Your daily round-up of some of the other stories in the news
Robocop patrols Dubai malls
Dubai has deployed its first robot police officers – and says it’s aiming to have robots making up 25% of its police force by 2030.
For now, the robots – a specialised REEM device from PAL Robotics (pictured) – will patrol the city’s malls and tourist attractions, taking reports of crime and allowing humans to pay fines and get information via a touchscreen on the device’s chest, in either Arabic or English, reported The National.
Dubai police said that they plan to add other languages to the robot including Russian, Chinese, French and Spanish, and that the force is also working on adding voice control to the robots.
Brigadier Khalid Nasser Al Razouqi, general director of Dubai police’s Smart Services department, told Gulf News that “we are looking to make everything smart in Dubai police. By 2030 we will have the first smart police station which won’t require human employees.”
Samsung iris recognition cracked
Bad news for Samsung: its latest flagship device, the Galaxy S8, has had its iris recognition cracked by a security researcher. The Chaos Computer Club, a Berlin-based hacking collective, has posted a video showing how they fooled the device – though the good news for Samsung is that, while it’s not difficult, it does involve some effort.
The video shows how a photograph taken from the mid distance using infrared mode of the owner and then printed out on to paper, with a disposable contact lens placed on top of the photo of the eye, can unlock the device.
The Galaxy S8 is the device Samsung hoped would help it put the issues of the batteries bursting into flames that dogged the Galaxy Note 7 behind it, but it turns out that the S8’s biometrics had been cracked before this latest video surfaced: earlier this year, a Spanish man posted a video on Periscope of himself appearing to unlock his S8 with a photo.
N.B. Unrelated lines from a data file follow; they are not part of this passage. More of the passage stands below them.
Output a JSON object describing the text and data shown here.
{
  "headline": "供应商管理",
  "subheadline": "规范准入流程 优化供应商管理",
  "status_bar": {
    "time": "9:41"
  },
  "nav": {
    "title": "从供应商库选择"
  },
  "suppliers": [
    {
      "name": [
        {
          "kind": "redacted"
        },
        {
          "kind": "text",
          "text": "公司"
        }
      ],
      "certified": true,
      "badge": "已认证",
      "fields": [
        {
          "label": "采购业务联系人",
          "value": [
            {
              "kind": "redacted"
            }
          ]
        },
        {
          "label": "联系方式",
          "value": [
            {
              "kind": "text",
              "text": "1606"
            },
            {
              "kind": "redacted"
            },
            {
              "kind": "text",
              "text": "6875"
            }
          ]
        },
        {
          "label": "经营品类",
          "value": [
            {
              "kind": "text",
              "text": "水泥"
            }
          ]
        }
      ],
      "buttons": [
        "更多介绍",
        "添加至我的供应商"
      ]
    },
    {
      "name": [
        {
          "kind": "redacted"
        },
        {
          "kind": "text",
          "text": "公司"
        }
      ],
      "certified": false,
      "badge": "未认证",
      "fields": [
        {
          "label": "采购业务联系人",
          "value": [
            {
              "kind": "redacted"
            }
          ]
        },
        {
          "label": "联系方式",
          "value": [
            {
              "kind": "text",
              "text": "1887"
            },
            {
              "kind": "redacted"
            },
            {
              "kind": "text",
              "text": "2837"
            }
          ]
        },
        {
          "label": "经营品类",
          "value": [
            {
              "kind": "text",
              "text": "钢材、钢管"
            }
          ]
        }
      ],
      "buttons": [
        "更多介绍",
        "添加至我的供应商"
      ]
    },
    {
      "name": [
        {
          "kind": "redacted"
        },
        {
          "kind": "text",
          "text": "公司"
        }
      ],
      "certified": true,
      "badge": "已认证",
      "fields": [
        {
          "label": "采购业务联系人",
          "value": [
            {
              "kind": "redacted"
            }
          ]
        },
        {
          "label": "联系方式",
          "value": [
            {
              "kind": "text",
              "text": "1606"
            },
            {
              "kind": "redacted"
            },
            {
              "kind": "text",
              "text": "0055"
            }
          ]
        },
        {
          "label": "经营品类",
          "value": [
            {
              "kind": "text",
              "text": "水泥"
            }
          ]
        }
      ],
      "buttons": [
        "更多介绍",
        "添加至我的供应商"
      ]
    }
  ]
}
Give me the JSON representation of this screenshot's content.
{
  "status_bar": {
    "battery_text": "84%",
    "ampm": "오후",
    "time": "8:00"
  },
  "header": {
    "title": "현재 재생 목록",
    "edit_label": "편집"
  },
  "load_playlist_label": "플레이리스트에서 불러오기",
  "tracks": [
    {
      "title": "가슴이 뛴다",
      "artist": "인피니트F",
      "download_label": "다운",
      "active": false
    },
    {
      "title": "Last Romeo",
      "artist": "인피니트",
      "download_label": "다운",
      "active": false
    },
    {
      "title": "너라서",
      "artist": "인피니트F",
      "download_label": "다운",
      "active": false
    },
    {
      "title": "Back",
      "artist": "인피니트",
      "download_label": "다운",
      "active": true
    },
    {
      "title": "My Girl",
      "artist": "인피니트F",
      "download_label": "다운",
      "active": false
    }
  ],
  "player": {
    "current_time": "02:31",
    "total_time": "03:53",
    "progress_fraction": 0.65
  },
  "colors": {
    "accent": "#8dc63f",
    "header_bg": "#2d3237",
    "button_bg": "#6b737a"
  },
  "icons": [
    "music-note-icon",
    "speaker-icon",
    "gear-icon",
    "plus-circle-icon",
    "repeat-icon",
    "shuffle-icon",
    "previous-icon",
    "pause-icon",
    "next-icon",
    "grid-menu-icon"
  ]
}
Europe moves on IoT security
ENISA, the EU’s network and security agency, is not impressed at the state of IoT security. The agency yesterday launched a paper that called for setting a policy framework for “ensuring minimal security requirements for connected devices”.
Udo Helmbrecht, the agency’s executive director, said: “Pervasive connectivity over the Internet of Things means that security is becoming an important issue for just about all citizens – whether they be using a computing device, TV or washing machine.”
The paper is sharply critical of the lack of standards, saying: “There is no basic level, no level zero defined for the security and privacy of connected and smart devices. There are also no legal guidelines for trust of IoT devices and services and no precautionary requirements in place.”